**WORK REQUEST**
What is needed is the number of lines in the data below that include "JSON", stated by itself.

--- ENTRIES SUPPLIED ---

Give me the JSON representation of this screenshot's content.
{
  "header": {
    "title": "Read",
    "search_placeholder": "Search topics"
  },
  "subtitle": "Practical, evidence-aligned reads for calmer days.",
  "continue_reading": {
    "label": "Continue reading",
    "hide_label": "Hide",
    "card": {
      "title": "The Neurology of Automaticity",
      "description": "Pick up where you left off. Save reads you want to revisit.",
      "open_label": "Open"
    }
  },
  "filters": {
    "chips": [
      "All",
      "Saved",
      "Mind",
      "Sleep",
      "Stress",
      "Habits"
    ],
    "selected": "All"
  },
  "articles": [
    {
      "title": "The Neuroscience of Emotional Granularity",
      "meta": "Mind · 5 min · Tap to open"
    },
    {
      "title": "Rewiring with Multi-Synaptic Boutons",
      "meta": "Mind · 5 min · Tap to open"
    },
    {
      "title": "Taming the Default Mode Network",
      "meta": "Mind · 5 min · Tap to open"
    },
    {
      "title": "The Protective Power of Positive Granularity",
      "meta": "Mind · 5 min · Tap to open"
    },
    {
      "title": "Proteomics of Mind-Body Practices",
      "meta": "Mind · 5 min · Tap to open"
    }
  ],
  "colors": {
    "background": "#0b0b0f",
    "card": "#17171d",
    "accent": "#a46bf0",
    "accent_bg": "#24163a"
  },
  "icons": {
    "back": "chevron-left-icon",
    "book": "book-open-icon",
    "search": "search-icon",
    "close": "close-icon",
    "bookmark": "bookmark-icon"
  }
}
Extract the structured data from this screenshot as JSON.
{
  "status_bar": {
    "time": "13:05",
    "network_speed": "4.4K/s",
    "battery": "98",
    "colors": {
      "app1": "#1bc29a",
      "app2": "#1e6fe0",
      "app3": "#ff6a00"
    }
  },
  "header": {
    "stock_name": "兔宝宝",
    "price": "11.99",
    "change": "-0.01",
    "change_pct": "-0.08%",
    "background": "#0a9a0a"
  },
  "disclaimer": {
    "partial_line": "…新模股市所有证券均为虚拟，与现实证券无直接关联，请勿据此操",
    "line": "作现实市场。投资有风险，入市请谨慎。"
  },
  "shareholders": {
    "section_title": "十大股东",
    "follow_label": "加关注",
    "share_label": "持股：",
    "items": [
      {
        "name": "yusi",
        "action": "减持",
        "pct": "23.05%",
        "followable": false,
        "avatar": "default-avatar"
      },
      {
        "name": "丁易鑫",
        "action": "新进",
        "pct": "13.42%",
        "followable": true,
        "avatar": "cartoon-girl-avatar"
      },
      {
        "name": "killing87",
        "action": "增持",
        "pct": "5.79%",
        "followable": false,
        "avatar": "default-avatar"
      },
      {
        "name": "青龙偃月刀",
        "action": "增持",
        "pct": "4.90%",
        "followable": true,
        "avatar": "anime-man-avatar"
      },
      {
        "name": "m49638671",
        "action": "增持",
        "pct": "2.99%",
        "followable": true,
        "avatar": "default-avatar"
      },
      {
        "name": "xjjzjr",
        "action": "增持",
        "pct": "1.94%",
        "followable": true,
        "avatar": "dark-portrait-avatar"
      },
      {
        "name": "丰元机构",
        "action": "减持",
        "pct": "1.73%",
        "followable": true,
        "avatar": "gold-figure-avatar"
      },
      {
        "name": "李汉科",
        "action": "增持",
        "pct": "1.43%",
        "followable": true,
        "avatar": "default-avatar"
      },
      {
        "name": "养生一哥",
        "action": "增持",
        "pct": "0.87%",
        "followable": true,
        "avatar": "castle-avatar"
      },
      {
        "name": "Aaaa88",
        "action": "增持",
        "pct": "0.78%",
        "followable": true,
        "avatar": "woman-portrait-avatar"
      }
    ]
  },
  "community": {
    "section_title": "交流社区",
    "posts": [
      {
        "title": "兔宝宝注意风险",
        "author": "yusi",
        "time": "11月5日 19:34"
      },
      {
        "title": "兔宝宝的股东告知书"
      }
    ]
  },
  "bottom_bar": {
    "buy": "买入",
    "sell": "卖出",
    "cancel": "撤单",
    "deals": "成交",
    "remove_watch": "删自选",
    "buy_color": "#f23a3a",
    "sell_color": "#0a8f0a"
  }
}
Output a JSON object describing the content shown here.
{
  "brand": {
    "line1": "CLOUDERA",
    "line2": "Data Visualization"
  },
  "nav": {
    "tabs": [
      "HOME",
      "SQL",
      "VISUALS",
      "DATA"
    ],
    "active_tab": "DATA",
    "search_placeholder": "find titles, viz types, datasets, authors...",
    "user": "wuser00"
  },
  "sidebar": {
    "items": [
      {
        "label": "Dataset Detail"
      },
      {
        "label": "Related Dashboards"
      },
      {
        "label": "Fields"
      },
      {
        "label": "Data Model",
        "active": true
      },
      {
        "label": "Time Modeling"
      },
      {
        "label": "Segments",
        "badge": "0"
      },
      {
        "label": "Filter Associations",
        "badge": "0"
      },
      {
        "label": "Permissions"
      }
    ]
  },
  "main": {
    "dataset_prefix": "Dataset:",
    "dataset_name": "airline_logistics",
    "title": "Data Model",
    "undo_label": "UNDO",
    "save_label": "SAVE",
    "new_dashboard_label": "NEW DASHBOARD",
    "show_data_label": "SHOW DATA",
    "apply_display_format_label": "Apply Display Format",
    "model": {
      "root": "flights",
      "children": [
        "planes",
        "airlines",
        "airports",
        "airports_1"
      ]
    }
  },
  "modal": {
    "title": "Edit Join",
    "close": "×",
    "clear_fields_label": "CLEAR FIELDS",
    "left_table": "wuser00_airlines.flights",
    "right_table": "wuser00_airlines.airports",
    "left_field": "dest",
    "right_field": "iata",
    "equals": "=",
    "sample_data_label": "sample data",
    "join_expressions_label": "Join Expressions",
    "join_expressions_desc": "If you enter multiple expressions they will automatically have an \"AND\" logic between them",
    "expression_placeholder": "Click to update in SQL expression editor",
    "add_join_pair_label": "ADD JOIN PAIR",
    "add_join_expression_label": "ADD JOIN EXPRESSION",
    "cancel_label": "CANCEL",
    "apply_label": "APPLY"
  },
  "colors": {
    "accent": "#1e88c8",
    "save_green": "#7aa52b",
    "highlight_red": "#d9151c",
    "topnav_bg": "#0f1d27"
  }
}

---

**SOLUTION FOR THIS TASK**
3